With these basic concepts, we now can compare expected bandwidth with the bandwidth specified by the manufacturer for common and up-and-coming memory solutions. For each of these examples, I assume that the first access is to a random storage location and, therefore, the latency must be accounted for. Note that when accounting for latency, the calculated bandwidth often pales in comparison to the bandwidth specified in a product brief.

Screen Shot 2015-09-09 at 6.17.00 PM
Notes and sources: Rambus Analysis.
1. DDR4 @ 2400 Mbps
2. Intel SSD DC P3700 Series
3. Intel SSD DC S3710 Series
4. Cheetah 15K.5 SAS Hard Drive

The chart is quite revealing and it helps to highlight that it is critical to understand the use cases for your applications in order to determine what type of memory should be used.

Assume your server is running a database application with relatively small record sizes of 1Kbyte in size. We can also assume that the database records are rarely accessed sequentially, which means that the latency dominates the performance. SSDs provide a significant improvement over hard drives. However, their performance is still three orders of magnitude smaller than any DRAM-based memory systems.

Over the years, SSDs have continued to move closer to the CPU, reducing their latency along the way. SSDs adhering to the NVMe standard aim to lower latencies, but this standard does nothing to effect the NAND device inside the SSD, which inherently has a latency in the tens to hundreds of microseconds. Even the greater than 50% latency reduction touted by NVMe doesn’t mean that you can jump the memory gap.

For a database where the record size gets larger, say 8 Kbytes in size, the calculated bandwidth does improve markedly as the system can now take better advantage of the max bandwidth and spread the “cost” of the latency over more bytes.

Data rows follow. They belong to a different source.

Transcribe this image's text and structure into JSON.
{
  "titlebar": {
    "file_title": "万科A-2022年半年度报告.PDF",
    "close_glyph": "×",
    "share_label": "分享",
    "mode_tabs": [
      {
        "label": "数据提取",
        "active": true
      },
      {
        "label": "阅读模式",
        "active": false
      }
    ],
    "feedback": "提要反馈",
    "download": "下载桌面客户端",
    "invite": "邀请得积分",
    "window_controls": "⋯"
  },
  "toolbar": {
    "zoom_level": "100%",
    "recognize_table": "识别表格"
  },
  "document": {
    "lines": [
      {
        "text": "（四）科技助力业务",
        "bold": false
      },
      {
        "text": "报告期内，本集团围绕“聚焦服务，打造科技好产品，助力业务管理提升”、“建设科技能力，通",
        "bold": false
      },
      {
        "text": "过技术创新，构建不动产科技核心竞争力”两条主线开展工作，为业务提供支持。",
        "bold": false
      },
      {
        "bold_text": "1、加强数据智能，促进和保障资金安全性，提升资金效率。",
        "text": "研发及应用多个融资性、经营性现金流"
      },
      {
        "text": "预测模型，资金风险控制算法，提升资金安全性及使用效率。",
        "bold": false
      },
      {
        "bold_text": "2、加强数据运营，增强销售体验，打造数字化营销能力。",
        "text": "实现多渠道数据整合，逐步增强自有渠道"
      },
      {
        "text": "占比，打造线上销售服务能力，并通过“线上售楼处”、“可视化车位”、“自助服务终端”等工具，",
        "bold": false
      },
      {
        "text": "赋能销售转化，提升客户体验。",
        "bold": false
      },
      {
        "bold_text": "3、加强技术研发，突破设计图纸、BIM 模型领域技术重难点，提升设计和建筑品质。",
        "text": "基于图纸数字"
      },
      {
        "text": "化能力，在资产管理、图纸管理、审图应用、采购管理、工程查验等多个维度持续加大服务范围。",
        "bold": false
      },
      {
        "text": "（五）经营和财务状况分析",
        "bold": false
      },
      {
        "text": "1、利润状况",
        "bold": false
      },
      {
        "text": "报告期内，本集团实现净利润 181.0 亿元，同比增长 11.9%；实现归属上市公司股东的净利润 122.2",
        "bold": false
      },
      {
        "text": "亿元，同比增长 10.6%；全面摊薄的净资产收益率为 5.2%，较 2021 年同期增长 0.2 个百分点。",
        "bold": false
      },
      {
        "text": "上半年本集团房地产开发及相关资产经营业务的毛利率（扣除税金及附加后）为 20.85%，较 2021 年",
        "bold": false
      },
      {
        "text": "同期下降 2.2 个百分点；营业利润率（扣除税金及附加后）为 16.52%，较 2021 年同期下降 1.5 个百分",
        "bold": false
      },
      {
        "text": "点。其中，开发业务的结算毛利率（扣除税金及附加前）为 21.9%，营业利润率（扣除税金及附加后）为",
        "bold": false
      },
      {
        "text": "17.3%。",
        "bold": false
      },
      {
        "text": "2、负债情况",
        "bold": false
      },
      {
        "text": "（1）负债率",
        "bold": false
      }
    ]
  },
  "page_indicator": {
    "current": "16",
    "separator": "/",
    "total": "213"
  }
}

By being very strategic in the placement of the data (e.g. for record sizes that are in the megabyte range), all of these systems have the capability of continuously streaming the data, and then bandwidths begin to approach the specified max bandwidth.

The conclusion is clear: If you need a memory that maximizes performance for random operations, stick with DRAM-based memory systems. If you need memory for large records, consider what your budget allows and how much memory capacity and bandwidth you really need. Then you can make an informed decision.


Michael Sporer says:

How do you define your latency numbers for DRAM? True random access implies page miss. Your numbers seem to assume a page hit.

Leave a Reply

(Note: This name will be displayed publicly)